WORK ITEM =>
Give back every record exactly, with its pictures left out.

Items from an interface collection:

⟨

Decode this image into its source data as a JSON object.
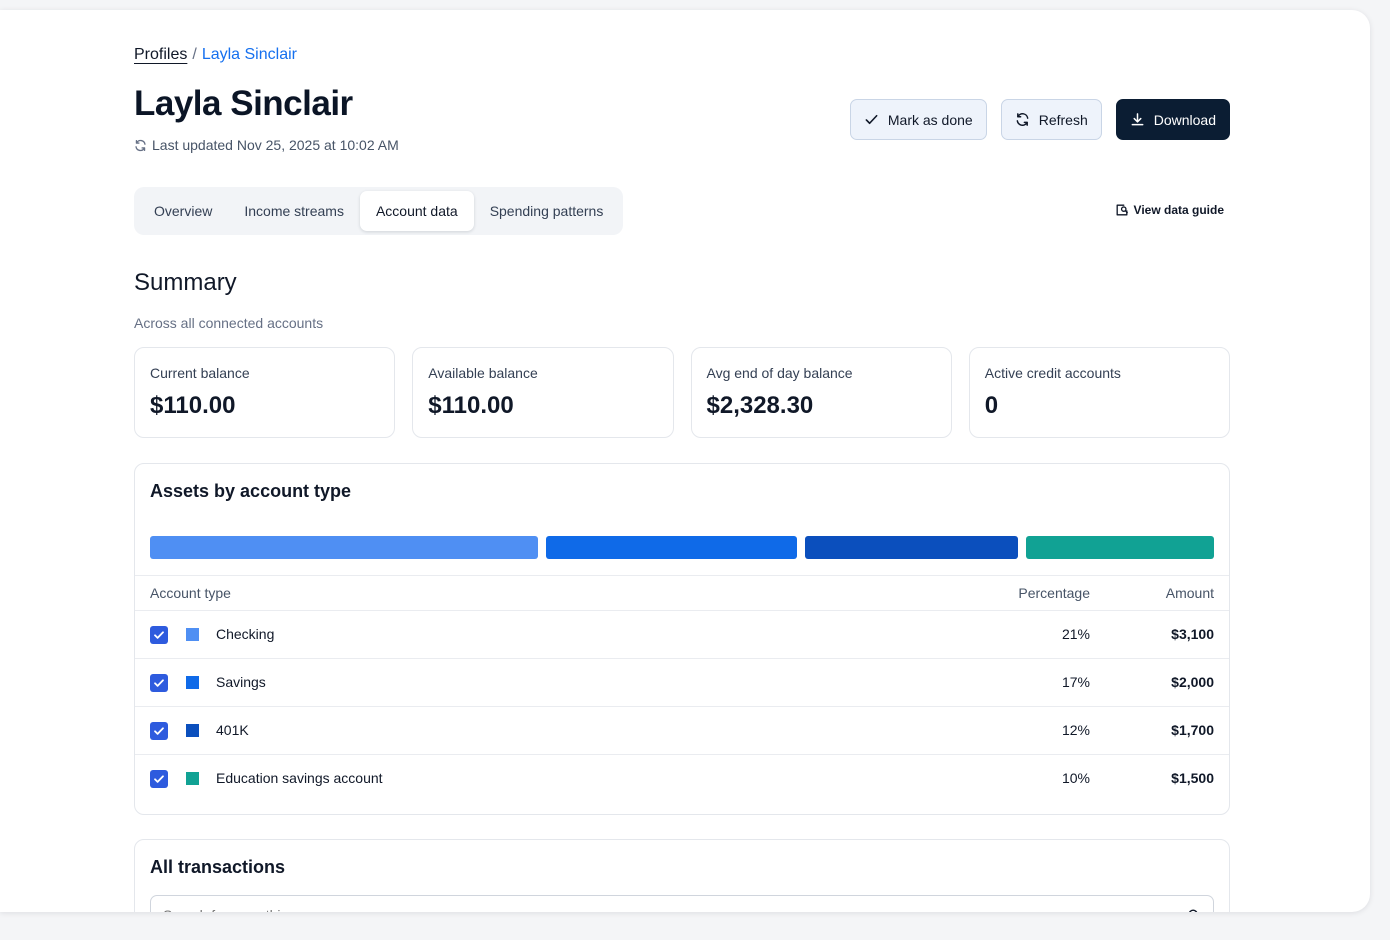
{
  "breadcrumb": {
    "root": "Profiles",
    "separator": "/",
    "current": "Layla Sinclair"
  },
  "header": {
    "title": "Layla Sinclair",
    "updated": "Last updated Nov 25, 2025 at 10:02 AM",
    "actions": {
      "mark_done": "Mark as done",
      "refresh": "Refresh",
      "download": "Download"
    }
  },
  "tabs": [
    {
      "label": "Overview",
      "active": false
    },
    {
      "label": "Income streams",
      "active": false
    },
    {
      "label": "Account data",
      "active": true
    },
    {
      "label": "Spending patterns",
      "active": false
    }
  ],
  "guide_link": "View data guide",
  "summary": {
    "title": "Summary",
    "subtitle": "Across all connected accounts",
    "stats": [
      {
        "label": "Current balance",
        "value": "$110.00"
      },
      {
        "label": "Available balance",
        "value": "$110.00"
      },
      {
        "label": "Avg end of day balance",
        "value": "$2,328.30"
      },
      {
        "label": "Active credit accounts",
        "value": "0"
      }
    ]
  },
  "assets": {
    "title": "Assets by account type",
    "columns": {
      "type": "Account type",
      "percentage": "Percentage",
      "amount": "Amount"
    },
    "rows": [
      {
        "name": "Checking",
        "percentage": "21%",
        "amount": "$3,100",
        "color": "#4f8ff3",
        "value": 3100,
        "checked": true
      },
      {
        "name": "Savings",
        "percentage": "17%",
        "amount": "$2,000",
        "color": "#0f6ae8",
        "value": 2000,
        "checked": true
      },
      {
        "name": "401K",
        "percentage": "12%",
        "amount": "$1,700",
        "color": "#0b4fbd",
        "value": 1700,
        "checked": true
      },
      {
        "name": "Education savings account",
        "percentage": "10%",
        "amount": "$1,500",
        "color": "#11a294",
        "value": 1500,
        "checked": true
      }
    ]
  },
  "transactions": {
    "title": "All transactions",
    "search_placeholder": "Search for something"
  }
}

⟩

RESULT BELOW =>
Decode this image into its source data as a JSON object.
{
  "breadcrumb": {
    "root": "Profiles",
    "separator": "/",
    "current": "Layla Sinclair"
  },
  "header": {
    "title": "Layla Sinclair",
    "updated": "Last updated Nov 25, 2025 at 10:02 AM",
    "actions": {
      "mark_done": "Mark as done",
      "refresh": "Refresh",
      "download": "Download"
    }
  },
  "tabs": [
    {
      "label": "Overview",
      "active": false
    },
    {
      "label": "Income streams",
      "active": false
    },
    {
      "label": "Account data",
      "active": true
    },
    {
      "label": "Spending patterns",
      "active": false
    }
  ],
  "guide_link": "View data guide",
  "summary": {
    "title": "Summary",
    "subtitle": "Across all connected accounts",
    "stats": [
      {
        "label": "Current balance",
        "value": "$110.00"
      },
      {
        "label": "Available balance",
        "value": "$110.00"
      },
      {
        "label": "Avg end of day balance",
        "value": "$2,328.30"
      },
      {
        "label": "Active credit accounts",
        "value": "0"
      }
    ]
  },
  "assets": {
    "title": "Assets by account type",
    "columns": {
      "type": "Account type",
      "percentage": "Percentage",
      "amount": "Amount"
    },
    "rows": [
      {
        "name": "Checking",
        "percentage": "21%",
        "amount": "$3,100",
        "color": "#4f8ff3",
        "value": 3100,
        "checked": true
      },
      {
        "name": "Savings",
        "percentage": "17%",
        "amount": "$2,000",
        "color": "#0f6ae8",
        "value": 2000,
        "checked": true
      },
      {
        "name": "401K",
        "percentage": "12%",
        "amount": "$1,700",
        "color": "#0b4fbd",
        "value": 1700,
        "checked": true
      },
      {
        "name": "Education savings account",
        "percentage": "10%",
        "amount": "$1,500",
        "color": "#11a294",
        "value": 1500,
        "checked": true
      }
    ]
  },
  "transactions": {
    "title": "All transactions",
    "search_placeholder": "Search for something"
  }
}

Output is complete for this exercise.